CASA (Court Appointed Special Advocates) believes every child who’s been abused or neglected deserves to have a dedicated advocate speaking up for their best interest in court, at school and in our community. To accomplish this, CASA educates and empowers diverse community volunteers who ensure each child’s needs remain a priority in an over-burdened child welfare system. When the state steps in to protect a child’s safety because the people responsible for protecting them have not, a judge appoints a trained CASA volunteer to make independent and informed recommendations and help the judge decide what’s best for the child.
For children who’ve been abused or neglected, CASA means having a home instead of feeling lost, and being a priority instead of feeling invisible. Children with CASA volunteers are more likely to end up with their family, and according to National CASA, more likely to receive therapy, health care and education and do better in school, and less likely to be bounced from one place to another or get stuck in long-term foster care. CASA’s vision is to provide a volunteer advocate for every child in need in our community. Last year, 90 children still needed a volunteer to speak up for them.

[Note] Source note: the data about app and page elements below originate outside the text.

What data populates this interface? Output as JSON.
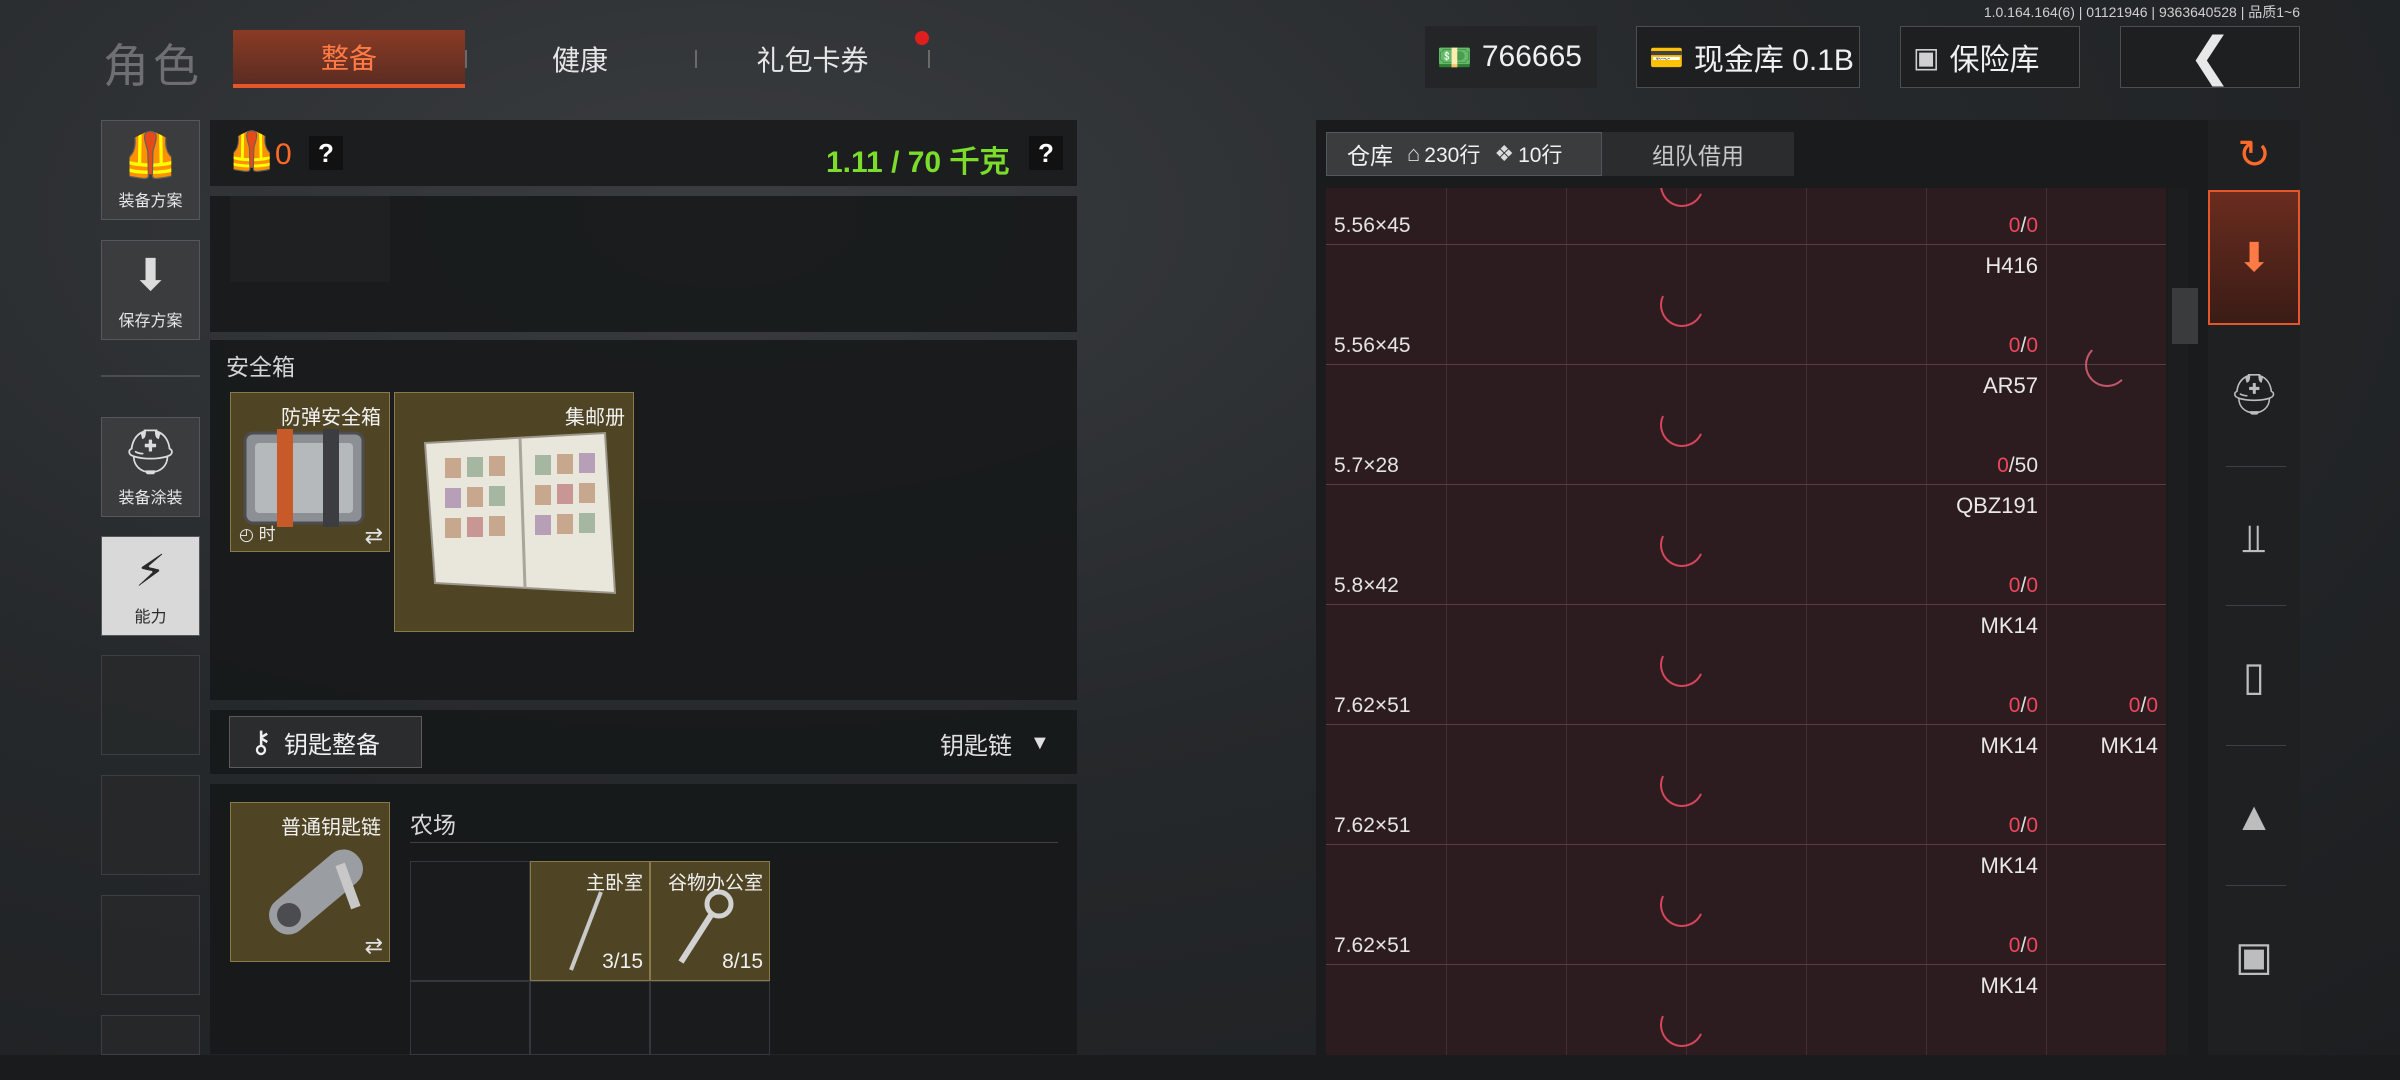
{
  "version": "1.0.164.164(6) | 01121946 | 9363640528 | 品质1~6",
  "header": {
    "title": "角色",
    "tabs": [
      {
        "label": "整备",
        "active": true
      },
      {
        "label": "健康",
        "active": false
      },
      {
        "label": "礼包卡券",
        "active": false,
        "badge": "red-dot"
      }
    ],
    "money": "766665",
    "cash_vault": "现金库 0.1B",
    "insurance": "保险库",
    "back_icon": "chevron-left-icon"
  },
  "rail": {
    "items": [
      {
        "label": "装备方案",
        "icon": "vest-icon"
      },
      {
        "label": "保存方案",
        "icon": "download-icon"
      },
      {
        "label": "装备涂装",
        "icon": "helmet-icon"
      },
      {
        "label": "能力",
        "icon": "lightning-hex-icon"
      }
    ]
  },
  "loadout": {
    "vest_count": "0",
    "weight": "1.11 / 70 千克",
    "help": "?"
  },
  "safe": {
    "label": "安全箱",
    "items": [
      {
        "name": "防弹安全箱",
        "timer": "时"
      },
      {
        "name": "集邮册"
      }
    ]
  },
  "keys": {
    "gear_button": "钥匙整备",
    "keychain_select": "钥匙链",
    "keychain_item": "普通钥匙链",
    "location": "农场",
    "slots": [
      {
        "name": "主卧室",
        "count": "3/15"
      },
      {
        "name": "谷物办公室",
        "count": "8/15"
      }
    ]
  },
  "stash": {
    "tab_label": "仓库",
    "rows_label": "230行",
    "extra_label": "10行",
    "team_tab": "组队借用",
    "rows": [
      {
        "name": "",
        "caliber": "5.56×45",
        "ammo_a": "0",
        "ammo_b": "0"
      },
      {
        "name": "H416",
        "caliber": "5.56×45",
        "ammo_a": "0",
        "ammo_b": "0"
      },
      {
        "name": "AR57",
        "caliber": "5.7×28",
        "ammo_a": "0",
        "ammo_b": "50"
      },
      {
        "name": "QBZ191",
        "caliber": "5.8×42",
        "ammo_a": "0",
        "ammo_b": "0"
      },
      {
        "name": "MK14",
        "caliber": "7.62×51",
        "ammo_a": "0",
        "ammo_b": "0",
        "extra_ammo_a": "0",
        "extra_ammo_b": "0"
      },
      {
        "name": "MK14",
        "caliber": "7.62×51",
        "ammo_a": "0",
        "ammo_b": "0",
        "extra_name": "MK14"
      },
      {
        "name": "MK14",
        "caliber": "7.62×51",
        "ammo_a": "0",
        "ammo_b": "0"
      },
      {
        "name": "MK14",
        "caliber": "",
        "ammo_a": "",
        "ammo_b": ""
      }
    ]
  },
  "categories": [
    "stack-refresh-icon",
    "sort-icon",
    "helmet-icon",
    "rifle-icon",
    "magazine-icon",
    "ammo-icon",
    "scope-icon"
  ],
  "colors": {
    "accent": "#e5562a",
    "weight_ok": "#7bdc2c",
    "ammo_zero": "#f0465a"
  }
}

For volunteers, CASA is a life-changing experience that makes our community a better place. CASA volunteers come from every walk of life and share a commitment to improving children’s lives, a willingness to learn, and an open mind towards life experiences different from their own. Volunteers complete an interview, background checks and 35 hours of intensive training. After being sworn-in by a judge, volunteers are appointed to a child or family of children and spend an average of 15 hours a month advocating for these children for at least a year or until the case closes. They get to know the child while also gathering information from the child’s family, teachers, doctors, care-givers and anyone else involved in the child’s life. Judges highly value CASA’s recommendations which help them make informed decisions in the child’s best interest.